ACTIVITY: Could you return each entry below exactly as written, minus any pictures?

-- RECORDS PROVIDED follows --

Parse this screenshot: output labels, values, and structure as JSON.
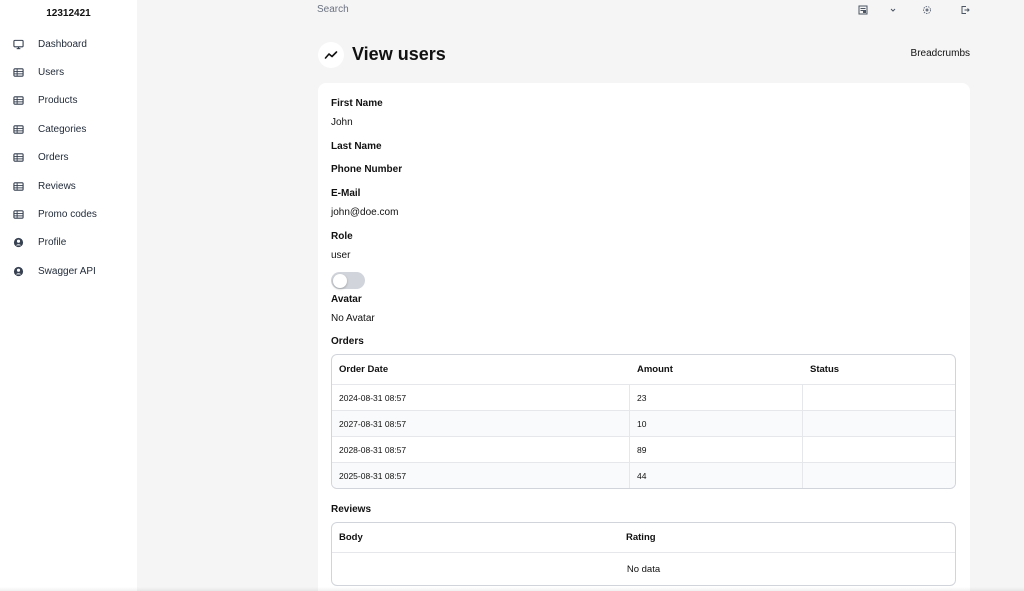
{
  "app": {
    "brand": "12312421"
  },
  "sidebar": {
    "items": [
      {
        "label": "Dashboard",
        "icon": "monitor-icon"
      },
      {
        "label": "Users",
        "icon": "table-icon"
      },
      {
        "label": "Products",
        "icon": "table-icon"
      },
      {
        "label": "Categories",
        "icon": "table-icon"
      },
      {
        "label": "Orders",
        "icon": "table-icon"
      },
      {
        "label": "Reviews",
        "icon": "table-icon"
      },
      {
        "label": "Promo codes",
        "icon": "table-icon"
      },
      {
        "label": "Profile",
        "icon": "user-circle-icon"
      },
      {
        "label": "Swagger API",
        "icon": "user-circle-icon"
      }
    ]
  },
  "topbar": {
    "search_label": "Search",
    "icons": [
      "language-icon",
      "chevron-down-icon",
      "theme-icon",
      "logout-icon"
    ]
  },
  "page": {
    "title": "View users",
    "title_icon": "trend-icon",
    "breadcrumbs": "Breadcrumbs"
  },
  "user": {
    "first_name_label": "First Name",
    "first_name": "John",
    "last_name_label": "Last Name",
    "phone_label": "Phone Number",
    "email_label": "E-Mail",
    "email": "john@doe.com",
    "role_label": "Role",
    "role": "user",
    "toggle_on": false,
    "avatar_label": "Avatar",
    "avatar": "No Avatar"
  },
  "orders": {
    "title": "Orders",
    "columns": [
      "Order Date",
      "Amount",
      "Status"
    ],
    "rows": [
      {
        "date": "2024-08-31 08:57",
        "amount": "23",
        "status": ""
      },
      {
        "date": "2027-08-31 08:57",
        "amount": "10",
        "status": ""
      },
      {
        "date": "2028-08-31 08:57",
        "amount": "89",
        "status": ""
      },
      {
        "date": "2025-08-31 08:57",
        "amount": "44",
        "status": ""
      }
    ]
  },
  "reviews": {
    "title": "Reviews",
    "columns": [
      "Body",
      "Rating"
    ],
    "empty_text": "No data"
  }
}
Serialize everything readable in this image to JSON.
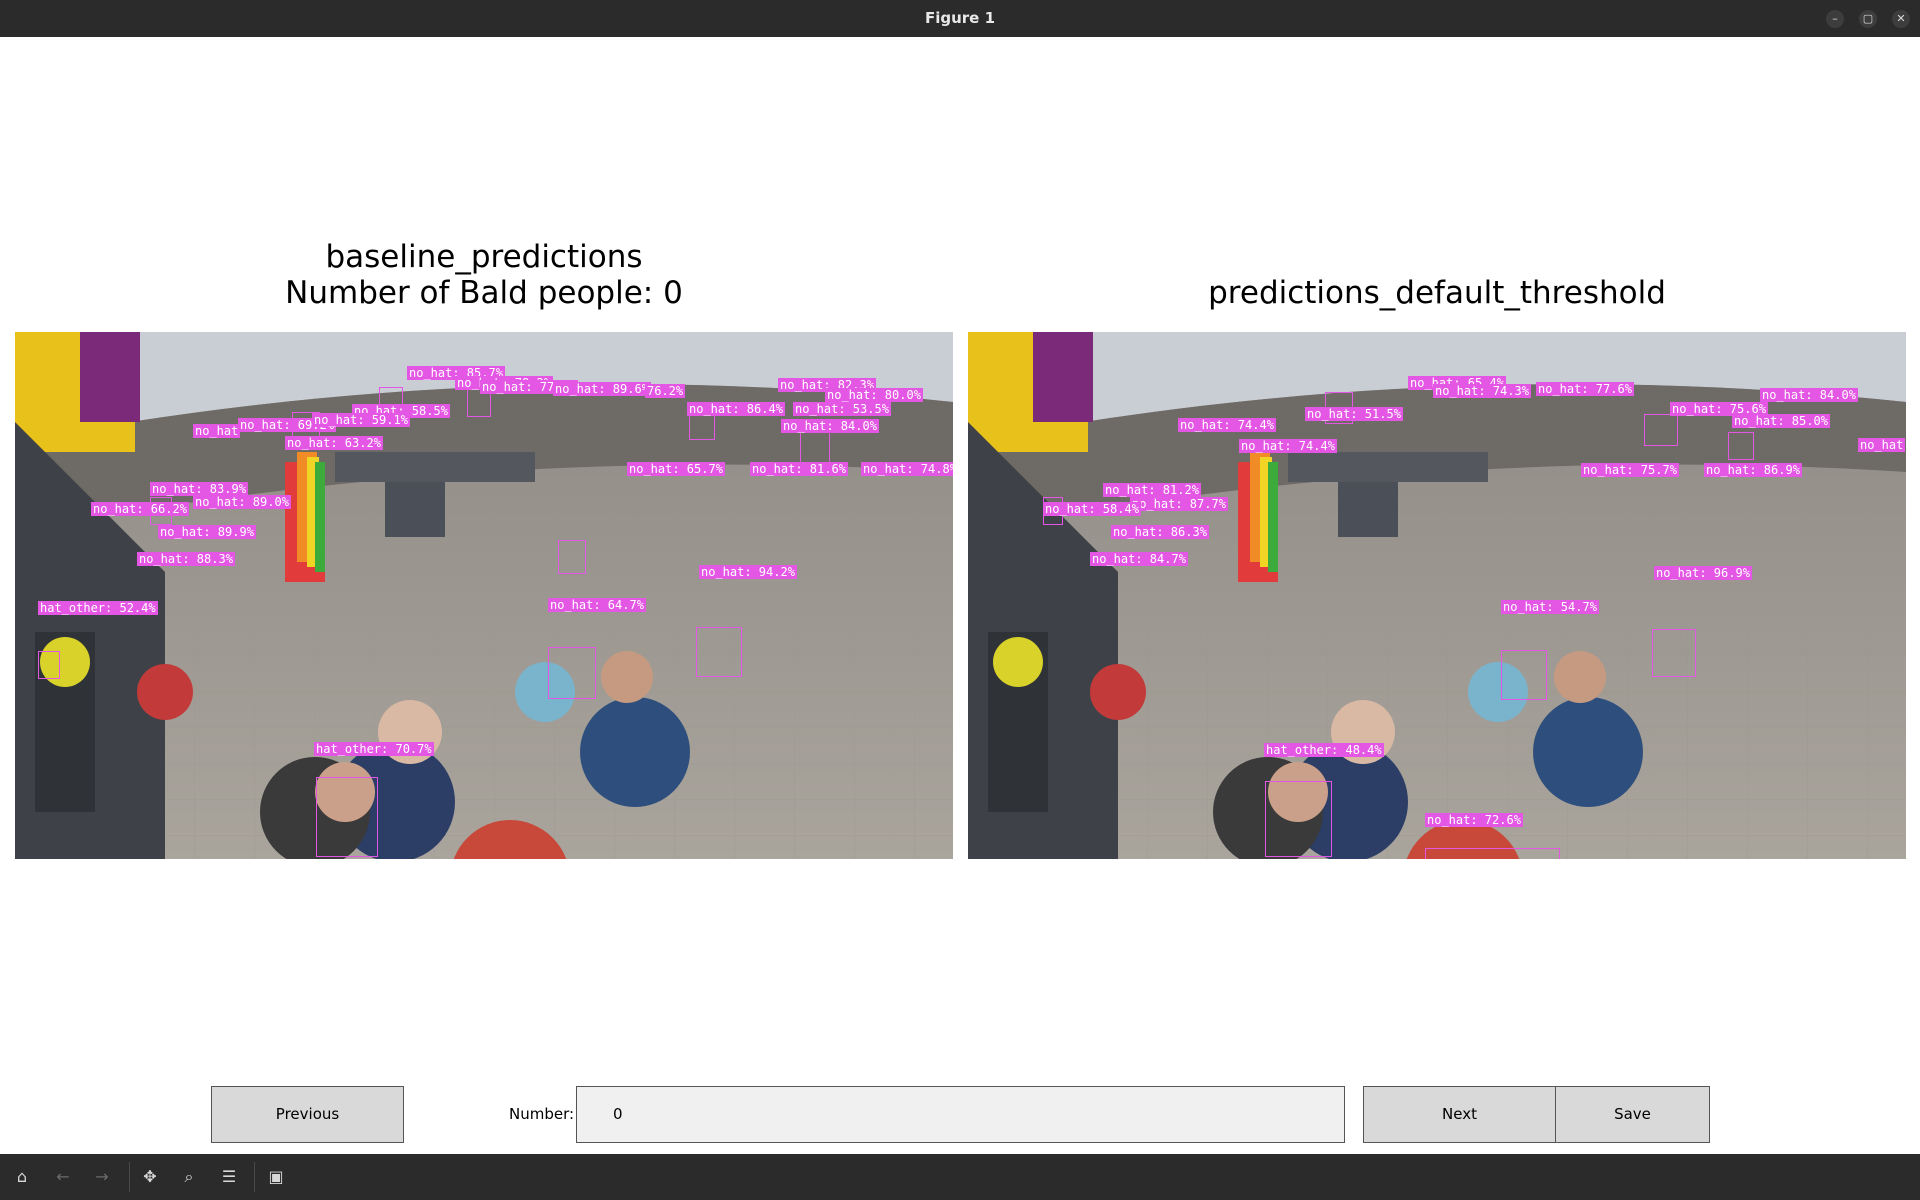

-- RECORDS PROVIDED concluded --

TASK SOLUTION:
Parse this screenshot: output labels, values, and structure as JSON.
{
  "app": {
    "brand": "12312421"
  },
  "sidebar": {
    "items": [
      {
        "label": "Dashboard",
        "icon": "monitor-icon"
      },
      {
        "label": "Users",
        "icon": "table-icon"
      },
      {
        "label": "Products",
        "icon": "table-icon"
      },
      {
        "label": "Categories",
        "icon": "table-icon"
      },
      {
        "label": "Orders",
        "icon": "table-icon"
      },
      {
        "label": "Reviews",
        "icon": "table-icon"
      },
      {
        "label": "Promo codes",
        "icon": "table-icon"
      },
      {
        "label": "Profile",
        "icon": "user-circle-icon"
      },
      {
        "label": "Swagger API",
        "icon": "user-circle-icon"
      }
    ]
  },
  "topbar": {
    "search_label": "Search",
    "icons": [
      "language-icon",
      "chevron-down-icon",
      "theme-icon",
      "logout-icon"
    ]
  },
  "page": {
    "title": "View users",
    "title_icon": "trend-icon",
    "breadcrumbs": "Breadcrumbs"
  },
  "user": {
    "first_name_label": "First Name",
    "first_name": "John",
    "last_name_label": "Last Name",
    "phone_label": "Phone Number",
    "email_label": "E-Mail",
    "email": "john@doe.com",
    "role_label": "Role",
    "role": "user",
    "toggle_on": false,
    "avatar_label": "Avatar",
    "avatar": "No Avatar"
  },
  "orders": {
    "title": "Orders",
    "columns": [
      "Order Date",
      "Amount",
      "Status"
    ],
    "rows": [
      {
        "date": "2024-08-31 08:57",
        "amount": "23",
        "status": ""
      },
      {
        "date": "2027-08-31 08:57",
        "amount": "10",
        "status": ""
      },
      {
        "date": "2028-08-31 08:57",
        "amount": "89",
        "status": ""
      },
      {
        "date": "2025-08-31 08:57",
        "amount": "44",
        "status": ""
      }
    ]
  },
  "reviews": {
    "title": "Reviews",
    "columns": [
      "Body",
      "Rating"
    ],
    "empty_text": "No data"
  }
}
Serialize everything readable in this image to JSON.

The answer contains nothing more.